Norton AntiVirus 2000
According to Bugnet (www.bugnet.com), there’s a security hole in NAV 2000 that leaves a TCP/IP port wide open to Internet attackers while scanning e-mail messages on Win 95/98/NT machines. Hackers can then use this open port to crash certain portions of NAV 2000 or, in certain situations, the host machine itself.
Symantec has issued a patch that’s available through its LiveUpdate feature. The patch will change the port 110 settings to “closed”, allowing only Norton AntiVirus 2000 on your system to use it. Thus, if a hacker tries to send arbitrary data to the open port, the host machine will return a connection error. It’ll also prevent hackers from hitting the host machine with buffer overflow attacks.
To get LiveUpdate, go to Start> Programs>Norton AntiVirus>LiveUp-date-Norton AntiVirus.
Mac OS 9
According to Bugnet (www.bugnet.com), there’s a security hole in Mac OS 9 that reveals the previous user’s NetWare connection when you log in under a different user account. Thus, when NetWare users log out from the Mac OS 9, their NetWare connections remain active and open to subsequent users.
The problem arises because Mac OS 9 uses a closed security database. When users log out of the operating system, it checks for and closes all active AppleShare mounted drives, but doesn’t check for any mounted NetWare volumes.
This vulnerability won’t endanger AppleShare servers and it won’t open your machine to any unwelcome mischief. However, it leaves the door wide open to your NetWare servers, especially if you use Mac OS 9’s password-free Guest account feature.
Apple is aware of the problem but failed to comment regarding any plans to modify its security architecture to support non-AppleShare clients.
As a temporary workaround, click on the NetWare tree from your Apple taskbar and select Logout completely. Then log out of Mac OS 9 by clicking on the special pull-down menu from the Apple taskbar and click on logout.

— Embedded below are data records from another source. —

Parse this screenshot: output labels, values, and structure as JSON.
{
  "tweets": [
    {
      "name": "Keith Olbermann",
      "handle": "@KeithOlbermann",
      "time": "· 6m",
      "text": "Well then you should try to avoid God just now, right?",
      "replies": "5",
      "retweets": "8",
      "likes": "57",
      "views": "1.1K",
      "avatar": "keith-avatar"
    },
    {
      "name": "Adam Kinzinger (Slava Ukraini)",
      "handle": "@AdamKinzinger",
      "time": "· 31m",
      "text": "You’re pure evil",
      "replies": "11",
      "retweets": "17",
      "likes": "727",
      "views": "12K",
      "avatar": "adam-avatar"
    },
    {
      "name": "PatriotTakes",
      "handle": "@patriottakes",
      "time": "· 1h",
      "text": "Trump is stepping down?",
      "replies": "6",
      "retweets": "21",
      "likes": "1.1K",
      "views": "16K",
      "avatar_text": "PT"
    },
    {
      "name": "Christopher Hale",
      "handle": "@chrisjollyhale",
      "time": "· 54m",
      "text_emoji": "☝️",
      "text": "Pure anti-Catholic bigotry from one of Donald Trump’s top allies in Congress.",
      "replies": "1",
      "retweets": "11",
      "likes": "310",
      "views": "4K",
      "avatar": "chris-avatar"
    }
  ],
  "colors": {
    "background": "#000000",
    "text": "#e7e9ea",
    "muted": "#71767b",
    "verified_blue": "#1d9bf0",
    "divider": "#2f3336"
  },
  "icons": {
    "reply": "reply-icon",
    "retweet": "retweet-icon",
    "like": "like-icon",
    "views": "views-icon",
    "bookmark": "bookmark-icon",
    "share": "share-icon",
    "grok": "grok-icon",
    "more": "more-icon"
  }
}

This is a Trojan horse that pretends to be a fix for the Y2k bug. It arrives as an EXE file named Y2k.exe–an MS-DOS executable about 24,944 bytes in size–and deletes all the files on your PC.
It simulates a Y2k-compatibility check on your PC and displays a generic menu on your screen. The program pretends to be checking all your files while in reality it overwrites and deletes all of them. You can also see the file names at the bottom of your screen.

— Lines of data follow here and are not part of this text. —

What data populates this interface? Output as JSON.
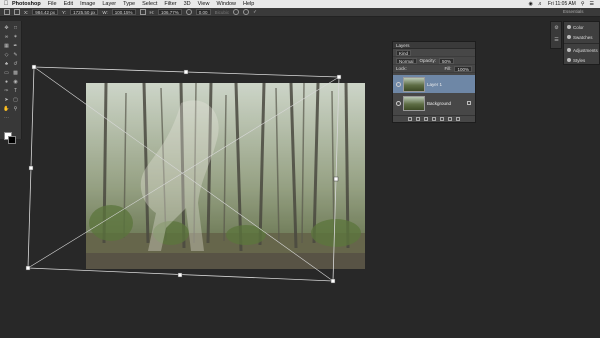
{
  "menubar": {
    "apple": "",
    "items": [
      "Photoshop",
      "File",
      "Edit",
      "Image",
      "Layer",
      "Type",
      "Select",
      "Filter",
      "3D",
      "View",
      "Window",
      "Help"
    ],
    "clock": "Fri 11:05 AM"
  },
  "options": {
    "x": "984.42 px",
    "y": "1725.50 px",
    "w": "100.15%",
    "h": "106.77%",
    "angle": "0.00",
    "interpolation": "Bicubic",
    "workspace": "Essentials"
  },
  "layers_panel": {
    "tab": "Layers",
    "filter_label": "Kind",
    "blend_mode": "Normal",
    "opacity_label": "Opacity:",
    "opacity_value": "50%",
    "lock_label": "Lock:",
    "fill_label": "Fill:",
    "fill_value": "100%",
    "layers": [
      {
        "name": "Layer 1",
        "selected": true
      },
      {
        "name": "Background",
        "selected": false
      }
    ]
  },
  "right_panel": {
    "items": [
      "Color",
      "Swatches",
      "Adjustments",
      "Styles"
    ]
  },
  "colors": {
    "foreground": "#ffffff",
    "background": "#000000",
    "selection": "#6e87a6"
  }
}
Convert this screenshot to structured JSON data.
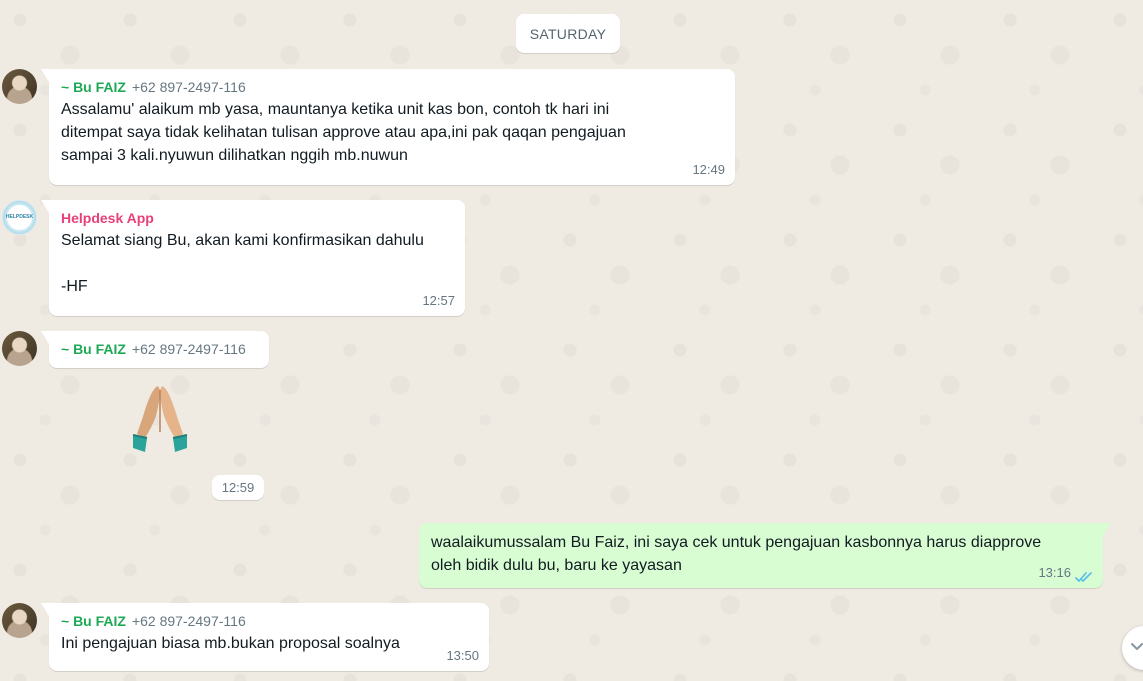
{
  "date_separator": "SATURDAY",
  "messages": [
    {
      "sender": "~ Bu FAIZ",
      "phone": "+62 897-2497-116",
      "text": "Assalamu' alaikum mb yasa, mauntanya ketika unit kas bon, contoh tk hari ini\nditempat saya tidak kelihatan tulisan approve atau apa,ini pak qaqan pengajuan\nsampai 3 kali.nyuwun dilihatkan nggih mb.nuwun",
      "time": "12:49"
    },
    {
      "sender": "Helpdesk App",
      "avatar_text": "HELPDESK",
      "text": "Selamat siang Bu, akan kami konfirmasikan dahulu\n\n-HF",
      "time": "12:57"
    },
    {
      "sender": "~ Bu FAIZ",
      "phone": "+62 897-2497-116",
      "emoji": "folded-hands-emoji",
      "time": "12:59"
    },
    {
      "direction": "outgoing",
      "text": "waalaikumussalam Bu Faiz, ini saya cek untuk pengajuan kasbonnya harus diapprove\noleh bidik dulu bu, baru ke yayasan",
      "time": "13:16",
      "status": "read"
    },
    {
      "sender": "~ Bu FAIZ",
      "phone": "+62 897-2497-116",
      "text": "Ini pengajuan biasa mb.bukan proposal soalnya",
      "time": "13:50"
    }
  ],
  "colors": {
    "background": "#efeae2",
    "incoming_bubble": "#ffffff",
    "outgoing_bubble": "#d9fdd3",
    "sender_green": "#1fa855",
    "sender_pink": "#e8407a",
    "read_ticks": "#53bdeb"
  },
  "icons": {
    "read_receipt": "double-check-icon",
    "scroll_down": "chevron-down-icon"
  }
}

However, upon completion you’re informed that you’ve been fooled and have actually been hit by a virus. This corruption renders the system inoperable.
To get rid of this trojan, delete the Y2k.exe file. If you’ve already run the program, you must restore your system completely.
New virus spreads from
According to Computer Associates, there’s a new virus–Win32/H4.1852–that can infect systems simply by browsing Websites. Unlike viruses that spread through e-mail, this virus distributes itself by directing your Web browser to a Web page that contains the virus. It’s likely to affect those who use IE on a machine with Windows scripting host installed and the security settings set to low. If your security settings are set to medium or higher, it’ll prompt you before executing the code.
The virus payload is created by a VBScript routine that can be embedded in any HTML page. It creates a debug script and batch files, which when executed creates additional files to infect your system. The virus infects EXE and SCR files in several directories and deletes the data files of several anti-virus vendors.
It also creates a shortcut that points to the virus-writer’s page. At present, the virus is ineffective due to problems in its code, but these are likely to be fixed in the near future.
This is a Portuguese Happy New Year Trojan that deletes files on your PC and leaves it unable to boot. It deletes the following files:
After deleting all these, it displays
a bitmap of an ugly-looking face entitled
“FELIZ ANO NOVO!!!” which means “Happy New Year”.
When you press Exit, it displays a number of message boxes in Portuguese. Your PC may not be able to boot after that.
The Windows installation directory (“C:\Windows”) is hard coded in the trojan body and the trojan won’t cause any harm if Windows is installed in any other directory.